The photo above shows brook cinquefoil as seen in sandy soils along the Columbia River at The Dalles, OR.......August 26, 2001.
Sometimes known as stream-bank cinquefoil, brook cinquefoil is an annual to biennial wildflower with a spreading to erect growth form. The stems are often stout and simple to branched from the base, and 20-60 cm long. The herbage is often tomentose and glandular. The basal and lower stem leaves are long-petioled. The lower leaves often have 5 leaflets or only 3 leaflets with the terminal one in turn deeply 3-cleft or parted. The blades are 3-5 cm long, oblanceolate to obovate in shape with coarse, irregular teeth on the margins.
The inflorescence is often leafy and flower bearing much of the length of the stem. The five calyx lobes are 4-5 mm long and the 5 petals are a light yellow, ranging from one-half to almost the same length as the calyx (See photo above.) Individual petals are obovate or oblanceolate with rounded to blunt tips. The stamens number either 10 or 15.
Brook cinquefoil may be found along the margins of lakes, ponds, rivers and streams and in swamps.
Brook cinquefoil may be found from British Columbia south along the east side of the cascade Mts. in British Columbia, Washington, and Oregon. It extends west down the Columbia River Gorge then south throught the Willamette Valley to southwestern Oregon and south along the coast in California.
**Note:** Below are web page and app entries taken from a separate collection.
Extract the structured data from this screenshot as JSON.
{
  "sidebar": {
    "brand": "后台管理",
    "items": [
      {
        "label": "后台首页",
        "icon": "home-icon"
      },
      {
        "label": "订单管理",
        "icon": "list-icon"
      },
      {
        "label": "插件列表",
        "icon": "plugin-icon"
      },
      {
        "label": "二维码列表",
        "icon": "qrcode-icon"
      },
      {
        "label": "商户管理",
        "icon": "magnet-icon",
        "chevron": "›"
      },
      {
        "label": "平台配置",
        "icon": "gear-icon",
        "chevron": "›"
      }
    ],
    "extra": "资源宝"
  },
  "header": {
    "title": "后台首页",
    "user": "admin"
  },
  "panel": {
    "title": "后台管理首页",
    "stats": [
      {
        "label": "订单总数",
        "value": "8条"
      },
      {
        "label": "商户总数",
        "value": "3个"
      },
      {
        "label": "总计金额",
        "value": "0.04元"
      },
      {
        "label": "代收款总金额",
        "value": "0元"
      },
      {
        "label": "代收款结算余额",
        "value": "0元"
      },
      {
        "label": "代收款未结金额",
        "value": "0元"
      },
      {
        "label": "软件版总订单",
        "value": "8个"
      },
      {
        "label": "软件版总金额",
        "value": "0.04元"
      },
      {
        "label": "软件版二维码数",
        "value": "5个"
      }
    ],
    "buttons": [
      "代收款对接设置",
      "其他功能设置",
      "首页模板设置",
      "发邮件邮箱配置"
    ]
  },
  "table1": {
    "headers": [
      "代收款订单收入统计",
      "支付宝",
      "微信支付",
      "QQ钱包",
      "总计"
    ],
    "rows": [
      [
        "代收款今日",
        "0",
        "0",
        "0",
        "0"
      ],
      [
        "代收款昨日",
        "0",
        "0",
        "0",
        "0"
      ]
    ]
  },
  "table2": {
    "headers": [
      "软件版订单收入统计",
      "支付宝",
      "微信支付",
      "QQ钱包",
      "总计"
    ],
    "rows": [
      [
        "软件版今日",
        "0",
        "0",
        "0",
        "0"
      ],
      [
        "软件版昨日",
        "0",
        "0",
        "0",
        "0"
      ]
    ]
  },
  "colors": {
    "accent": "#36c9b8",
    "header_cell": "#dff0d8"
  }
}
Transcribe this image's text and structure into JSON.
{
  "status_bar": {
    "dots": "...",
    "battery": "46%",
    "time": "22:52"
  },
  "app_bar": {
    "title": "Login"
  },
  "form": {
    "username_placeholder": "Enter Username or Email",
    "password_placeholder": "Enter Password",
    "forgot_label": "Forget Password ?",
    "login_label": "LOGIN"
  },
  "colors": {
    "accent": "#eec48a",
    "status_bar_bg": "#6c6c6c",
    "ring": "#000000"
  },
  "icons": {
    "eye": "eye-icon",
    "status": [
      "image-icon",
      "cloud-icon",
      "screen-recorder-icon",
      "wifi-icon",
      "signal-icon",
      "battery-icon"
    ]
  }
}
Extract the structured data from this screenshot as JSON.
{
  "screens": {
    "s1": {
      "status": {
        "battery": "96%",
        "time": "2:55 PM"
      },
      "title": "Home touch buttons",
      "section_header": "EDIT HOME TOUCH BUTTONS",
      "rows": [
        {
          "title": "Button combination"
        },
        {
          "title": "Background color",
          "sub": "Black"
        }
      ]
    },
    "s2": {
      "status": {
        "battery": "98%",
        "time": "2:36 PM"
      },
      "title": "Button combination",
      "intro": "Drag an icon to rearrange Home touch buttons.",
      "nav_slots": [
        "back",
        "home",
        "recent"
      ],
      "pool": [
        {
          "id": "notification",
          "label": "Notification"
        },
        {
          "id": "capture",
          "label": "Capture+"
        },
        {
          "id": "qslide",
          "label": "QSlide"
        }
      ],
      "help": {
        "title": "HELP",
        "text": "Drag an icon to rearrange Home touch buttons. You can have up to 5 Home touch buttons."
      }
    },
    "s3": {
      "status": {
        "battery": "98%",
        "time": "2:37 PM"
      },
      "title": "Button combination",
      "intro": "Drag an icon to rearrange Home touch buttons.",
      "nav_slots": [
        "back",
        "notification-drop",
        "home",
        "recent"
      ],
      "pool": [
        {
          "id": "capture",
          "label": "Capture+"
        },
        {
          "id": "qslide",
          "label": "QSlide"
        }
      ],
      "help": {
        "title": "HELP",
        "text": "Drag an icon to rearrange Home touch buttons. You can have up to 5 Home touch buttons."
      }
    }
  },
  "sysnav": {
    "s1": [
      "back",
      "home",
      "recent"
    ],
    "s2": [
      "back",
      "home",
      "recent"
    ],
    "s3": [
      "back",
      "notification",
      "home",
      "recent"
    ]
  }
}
Its range estends eastward to Saskatchewan, minnesota, Illinois, Missouri, New Mexico and northern Mexico.
The photo above shows the leaf of brook cinquefoil along the Columbia River at The Dalles, OR.......August 26, 2001.